◆ EXERCISE BRIEF ◆
Each record below must be returned exactly, with no line left out.

- - -

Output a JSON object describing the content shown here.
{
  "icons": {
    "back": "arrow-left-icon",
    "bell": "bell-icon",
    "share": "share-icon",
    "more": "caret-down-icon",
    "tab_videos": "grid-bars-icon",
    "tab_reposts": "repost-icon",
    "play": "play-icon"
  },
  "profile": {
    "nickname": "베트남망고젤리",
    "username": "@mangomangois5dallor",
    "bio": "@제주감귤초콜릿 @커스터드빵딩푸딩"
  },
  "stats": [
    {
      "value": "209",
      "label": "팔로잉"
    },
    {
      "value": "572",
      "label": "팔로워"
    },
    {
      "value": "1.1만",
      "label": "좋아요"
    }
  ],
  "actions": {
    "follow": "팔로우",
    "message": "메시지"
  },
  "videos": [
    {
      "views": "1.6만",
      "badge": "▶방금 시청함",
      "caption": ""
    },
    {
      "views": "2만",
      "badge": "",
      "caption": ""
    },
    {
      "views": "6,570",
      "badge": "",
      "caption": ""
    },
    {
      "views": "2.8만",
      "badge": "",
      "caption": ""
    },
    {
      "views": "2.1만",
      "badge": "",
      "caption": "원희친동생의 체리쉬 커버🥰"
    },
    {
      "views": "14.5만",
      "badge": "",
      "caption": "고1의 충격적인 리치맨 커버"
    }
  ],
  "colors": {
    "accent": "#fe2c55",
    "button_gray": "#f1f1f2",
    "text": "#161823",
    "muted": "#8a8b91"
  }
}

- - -

◆ OUTPUT FOR THIS TASK ◆
Output a JSON object describing the content shown here.
{
  "icons": {
    "back": "arrow-left-icon",
    "bell": "bell-icon",
    "share": "share-icon",
    "more": "caret-down-icon",
    "tab_videos": "grid-bars-icon",
    "tab_reposts": "repost-icon",
    "play": "play-icon"
  },
  "profile": {
    "nickname": "베트남망고젤리",
    "username": "@mangomangois5dallor",
    "bio": "@제주감귤초콜릿 @커스터드빵딩푸딩"
  },
  "stats": [
    {
      "value": "209",
      "label": "팔로잉"
    },
    {
      "value": "572",
      "label": "팔로워"
    },
    {
      "value": "1.1만",
      "label": "좋아요"
    }
  ],
  "actions": {
    "follow": "팔로우",
    "message": "메시지"
  },
  "videos": [
    {
      "views": "1.6만",
      "badge": "▶방금 시청함",
      "caption": ""
    },
    {
      "views": "2만",
      "badge": "",
      "caption": ""
    },
    {
      "views": "6,570",
      "badge": "",
      "caption": ""
    },
    {
      "views": "2.8만",
      "badge": "",
      "caption": ""
    },
    {
      "views": "2.1만",
      "badge": "",
      "caption": "원희친동생의 체리쉬 커버🥰"
    },
    {
      "views": "14.5만",
      "badge": "",
      "caption": "고1의 충격적인 리치맨 커버"
    }
  ],
  "colors": {
    "accent": "#fe2c55",
    "button_gray": "#f1f1f2",
    "text": "#161823",
    "muted": "#8a8b91"
  }
}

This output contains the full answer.